These children also tend to have profoundly knowledgeable parents, parents who are professionals at dealing with the medical system, at sizing up any new doctor, at finding ways to have unusual services paid for by insurance companies or by the state. Parents get used to serving as advocates for their children, refusing tests they see as repetitious or unduly painful, making sure their children get any new, possibly beneficial therapy. Often these parents know much more about the disease in question than many doctors; always they know much more about the particular child in question than any doctor; and they aren’t necessarily patient with doctors who fail to acknowledge this.

I found out many of these things in taking care of Melissa, who stayed on my service for the entire month I spent on the infants ward. I got to know her pretty well; I could recite her problem list by heart, and, inevitably, I found myself becoming her advocate. I argued the plastic surgeons into coming to look her overin hopes of correcting some of her facial birth defects. I heard myself explaining, earnestly, again and again, to the plastic surgeons, to the doctors who would be taking care of her in the intensive care unit after surgery, to anyone new who came in contact with her, ”Listen, there’s nothing wrong with her that she can’t eventually grow out of, if only we can get her growing. She can outgrow the need for a trach, she can learn to eat with her mouth, her heart is working better than it used to — and all the literature says she ought to be mentally normal!”

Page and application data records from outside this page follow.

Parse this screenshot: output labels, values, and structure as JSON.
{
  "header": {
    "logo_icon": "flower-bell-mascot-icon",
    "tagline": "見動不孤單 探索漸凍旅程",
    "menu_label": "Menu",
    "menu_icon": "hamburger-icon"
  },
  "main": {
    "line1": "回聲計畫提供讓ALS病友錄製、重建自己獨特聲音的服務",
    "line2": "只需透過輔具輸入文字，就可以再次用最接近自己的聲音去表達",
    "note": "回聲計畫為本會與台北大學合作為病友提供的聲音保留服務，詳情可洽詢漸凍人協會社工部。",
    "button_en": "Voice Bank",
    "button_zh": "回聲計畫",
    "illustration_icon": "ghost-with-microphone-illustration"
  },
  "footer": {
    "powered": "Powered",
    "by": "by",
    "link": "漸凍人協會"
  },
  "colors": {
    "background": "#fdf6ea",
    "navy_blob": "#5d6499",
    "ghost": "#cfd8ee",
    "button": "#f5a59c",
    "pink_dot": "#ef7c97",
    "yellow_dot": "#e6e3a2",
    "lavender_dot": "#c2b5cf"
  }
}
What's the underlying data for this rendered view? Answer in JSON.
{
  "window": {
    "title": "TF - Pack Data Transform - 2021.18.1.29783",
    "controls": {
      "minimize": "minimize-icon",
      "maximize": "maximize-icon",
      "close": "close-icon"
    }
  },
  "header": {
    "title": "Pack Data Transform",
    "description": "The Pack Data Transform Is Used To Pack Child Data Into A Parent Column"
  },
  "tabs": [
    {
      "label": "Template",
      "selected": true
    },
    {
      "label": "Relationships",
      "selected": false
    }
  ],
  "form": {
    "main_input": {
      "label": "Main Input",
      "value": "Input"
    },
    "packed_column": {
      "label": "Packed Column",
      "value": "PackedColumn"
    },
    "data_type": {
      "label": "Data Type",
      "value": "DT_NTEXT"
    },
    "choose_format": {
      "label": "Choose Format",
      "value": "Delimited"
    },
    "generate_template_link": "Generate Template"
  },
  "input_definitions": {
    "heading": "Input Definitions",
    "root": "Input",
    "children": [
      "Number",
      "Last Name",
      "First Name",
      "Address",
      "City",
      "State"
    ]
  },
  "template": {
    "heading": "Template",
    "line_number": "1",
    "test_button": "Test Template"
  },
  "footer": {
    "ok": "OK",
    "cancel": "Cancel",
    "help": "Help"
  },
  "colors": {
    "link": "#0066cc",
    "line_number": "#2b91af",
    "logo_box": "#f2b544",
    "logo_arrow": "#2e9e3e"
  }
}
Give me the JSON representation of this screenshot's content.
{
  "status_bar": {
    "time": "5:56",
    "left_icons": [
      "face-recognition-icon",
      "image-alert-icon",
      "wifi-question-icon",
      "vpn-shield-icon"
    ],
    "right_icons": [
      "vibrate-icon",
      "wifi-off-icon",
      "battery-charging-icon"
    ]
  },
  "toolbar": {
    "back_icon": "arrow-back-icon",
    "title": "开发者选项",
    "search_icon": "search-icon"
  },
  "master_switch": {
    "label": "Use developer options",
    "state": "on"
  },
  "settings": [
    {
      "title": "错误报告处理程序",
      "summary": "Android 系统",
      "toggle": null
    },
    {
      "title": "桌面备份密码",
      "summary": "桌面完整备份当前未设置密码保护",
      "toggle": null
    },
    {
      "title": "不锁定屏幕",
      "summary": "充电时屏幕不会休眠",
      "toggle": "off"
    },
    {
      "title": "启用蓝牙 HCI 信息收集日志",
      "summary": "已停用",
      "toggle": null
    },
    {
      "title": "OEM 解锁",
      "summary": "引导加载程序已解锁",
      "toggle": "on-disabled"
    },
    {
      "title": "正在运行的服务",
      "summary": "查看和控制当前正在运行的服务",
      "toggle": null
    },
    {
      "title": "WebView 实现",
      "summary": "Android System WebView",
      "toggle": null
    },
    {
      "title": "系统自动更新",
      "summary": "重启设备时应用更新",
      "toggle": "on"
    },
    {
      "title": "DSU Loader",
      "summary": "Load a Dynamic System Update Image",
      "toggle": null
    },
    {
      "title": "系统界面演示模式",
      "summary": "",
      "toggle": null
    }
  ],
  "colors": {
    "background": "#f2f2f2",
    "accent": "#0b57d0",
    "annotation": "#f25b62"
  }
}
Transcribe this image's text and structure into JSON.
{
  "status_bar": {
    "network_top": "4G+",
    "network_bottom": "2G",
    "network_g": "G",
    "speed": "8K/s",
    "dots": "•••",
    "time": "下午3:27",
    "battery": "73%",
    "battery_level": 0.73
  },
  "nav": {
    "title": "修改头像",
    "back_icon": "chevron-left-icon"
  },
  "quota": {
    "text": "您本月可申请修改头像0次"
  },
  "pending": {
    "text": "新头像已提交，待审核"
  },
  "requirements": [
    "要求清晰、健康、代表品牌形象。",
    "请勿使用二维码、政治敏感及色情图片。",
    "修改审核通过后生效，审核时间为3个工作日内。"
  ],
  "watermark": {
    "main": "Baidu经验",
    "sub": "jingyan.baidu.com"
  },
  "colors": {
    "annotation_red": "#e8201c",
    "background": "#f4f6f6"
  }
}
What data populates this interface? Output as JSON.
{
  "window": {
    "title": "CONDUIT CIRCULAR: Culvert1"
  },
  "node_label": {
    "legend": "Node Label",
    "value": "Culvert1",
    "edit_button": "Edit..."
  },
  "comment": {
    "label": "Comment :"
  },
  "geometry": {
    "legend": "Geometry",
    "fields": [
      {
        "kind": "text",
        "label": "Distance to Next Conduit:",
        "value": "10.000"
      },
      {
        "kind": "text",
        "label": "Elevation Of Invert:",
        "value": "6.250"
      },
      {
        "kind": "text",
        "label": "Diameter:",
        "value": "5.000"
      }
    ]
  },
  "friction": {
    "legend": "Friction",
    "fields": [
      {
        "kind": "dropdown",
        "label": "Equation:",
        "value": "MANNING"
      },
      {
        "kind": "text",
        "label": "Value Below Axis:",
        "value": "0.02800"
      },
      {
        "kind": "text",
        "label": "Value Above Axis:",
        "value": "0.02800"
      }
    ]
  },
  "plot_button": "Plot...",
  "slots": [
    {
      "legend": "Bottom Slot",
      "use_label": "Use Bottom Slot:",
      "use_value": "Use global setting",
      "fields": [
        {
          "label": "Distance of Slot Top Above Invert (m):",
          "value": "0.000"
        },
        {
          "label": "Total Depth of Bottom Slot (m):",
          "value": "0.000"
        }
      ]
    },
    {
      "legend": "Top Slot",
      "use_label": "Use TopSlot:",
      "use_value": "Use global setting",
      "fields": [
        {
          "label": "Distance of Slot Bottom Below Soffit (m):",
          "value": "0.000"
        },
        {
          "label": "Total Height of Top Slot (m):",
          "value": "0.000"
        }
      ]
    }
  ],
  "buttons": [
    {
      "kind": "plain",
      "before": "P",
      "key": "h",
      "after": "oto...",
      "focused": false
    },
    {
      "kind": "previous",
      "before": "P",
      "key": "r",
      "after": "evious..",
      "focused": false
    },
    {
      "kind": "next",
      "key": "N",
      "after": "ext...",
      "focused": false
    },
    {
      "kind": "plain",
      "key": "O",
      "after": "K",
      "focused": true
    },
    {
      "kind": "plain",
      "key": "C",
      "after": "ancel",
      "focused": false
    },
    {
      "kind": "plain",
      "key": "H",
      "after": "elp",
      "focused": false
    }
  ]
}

I was arguing, of course, that Melissa was precious, that the work invested in her, the time and trouble (including mine) was aiming toward a real and worthwhile goal. ”She has a wonderful personality,” I would insist, apropos of nothing in particular. ”She’s an adorable and playful child.” Of course, we would all have taken care of her even if she hadn’t been adorable and playful. We would have taken care of her even if she hadn’t had any prospect of outgrowing her medical problems. We would have taken care of her even if she hadn’t had any chance of being men- tally normal. And medically, the care would have been the same. But if she hadn’t had such a delightful personality, I wouldn’t have spent my scarce spare minutes making faces at her, trying to elicit her smile. And I wouldn’t have added all those irrelevant details to her problem list when I discussed her with other doctors; I was in my way apologizing for the complexity of the case, assuring them that it was a battle well worth fighting.

Taking care of Melissa, and other children like her, did of course change the way I looked at dysmorphic children. I lost the habit of the quick look-and-look-away, the almost-recoil, as I got more accustomed to various dysmorphisms and what they implied. I started thinking more about medi- cal issues: Was there a cleft palate? How bad — enough to interfere with eating, with speech? Were the ears not formed correctly — how much hearing did the child have? Were the spastic limbs held in tight contractures — and was there more to be done with physical therapy?

Caring for children with multiple anomalies makes you appreciatethe miracle of normal development for the astoundingly perfect complexity that it is. As you care for a child whose every bodily system requires your supervision, you begin to understand how effortlessly the normal body manages its affairs, and how clumsy are even our most sophisticated attempts to duplicate its calculations, its processes, its checks and balances. ”The dumbest kidney is smarter than the smartest resident,” we were told at an early lecture, and all the other organs turn out to have the jump on us as well.

The other thing you learn from a child like Melissa is how strong the push to grow and develop can be. Even with no part of her body functioning quite properly, if we could give her the calories through her IV or her G-tube she would use them to fuel as much exploration of her surroundings as she could manage. If we could protect her from infection, keep her heart working properly, she would use the relative comfort, the freedom from pain, the oxygen that her heart was pumping through her body, she would use it all to move ahead developmentally, to go from playing with her hands to playing with her toes as well. Which, in pediatrics, is the point.

COPYRIGHT 1987 Discover

COPYRIGHT 2004 Gale Group